Goal of the exercise:
Please copy every record below exactly, leaving out the pictures.
(Supplied entries begins)
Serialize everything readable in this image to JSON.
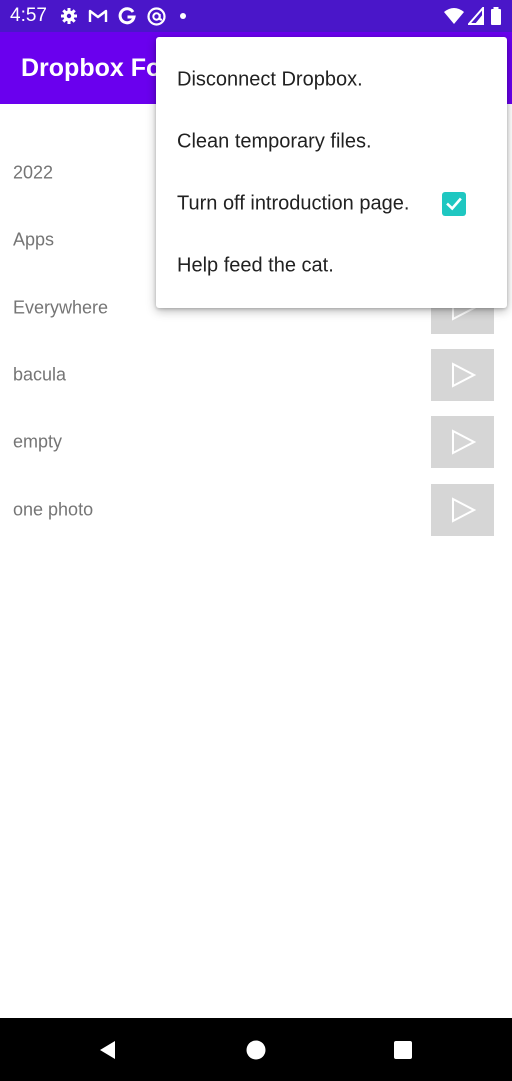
{
  "status_bar": {
    "time": "4:57",
    "icons": [
      "gear-icon",
      "gmail-icon",
      "google-icon",
      "at-sign-icon",
      "dot-icon",
      "wifi-icon",
      "signal-icon",
      "battery-icon"
    ]
  },
  "app_bar": {
    "title": "Dropbox Fo"
  },
  "folders": [
    {
      "label": "2022"
    },
    {
      "label": "Apps"
    },
    {
      "label": "Everywhere"
    },
    {
      "label": "bacula"
    },
    {
      "label": "empty"
    },
    {
      "label": "one photo"
    }
  ],
  "overflow_menu": {
    "items": [
      {
        "label": "Disconnect Dropbox."
      },
      {
        "label": "Clean temporary files."
      },
      {
        "label": "Turn off introduction page.",
        "checked": true
      },
      {
        "label": "Help feed the cat."
      }
    ]
  },
  "nav_bar": {
    "buttons": [
      "back-icon",
      "home-icon",
      "recents-icon"
    ]
  },
  "colors": {
    "status_bar": "#4a16c9",
    "app_bar": "#6a00ee",
    "checkbox": "#1fc7c1",
    "play_button_bg": "#d6d6d6",
    "folder_text": "#757575"
  }
}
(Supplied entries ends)
Expected answer:
Serialize everything readable in this image to JSON.
{
  "status_bar": {
    "time": "4:57",
    "icons": [
      "gear-icon",
      "gmail-icon",
      "google-icon",
      "at-sign-icon",
      "dot-icon",
      "wifi-icon",
      "signal-icon",
      "battery-icon"
    ]
  },
  "app_bar": {
    "title": "Dropbox Fo"
  },
  "folders": [
    {
      "label": "2022"
    },
    {
      "label": "Apps"
    },
    {
      "label": "Everywhere"
    },
    {
      "label": "bacula"
    },
    {
      "label": "empty"
    },
    {
      "label": "one photo"
    }
  ],
  "overflow_menu": {
    "items": [
      {
        "label": "Disconnect Dropbox."
      },
      {
        "label": "Clean temporary files."
      },
      {
        "label": "Turn off introduction page.",
        "checked": true
      },
      {
        "label": "Help feed the cat."
      }
    ]
  },
  "nav_bar": {
    "buttons": [
      "back-icon",
      "home-icon",
      "recents-icon"
    ]
  },
  "colors": {
    "status_bar": "#4a16c9",
    "app_bar": "#6a00ee",
    "checkbox": "#1fc7c1",
    "play_button_bg": "#d6d6d6",
    "folder_text": "#757575"
  }
}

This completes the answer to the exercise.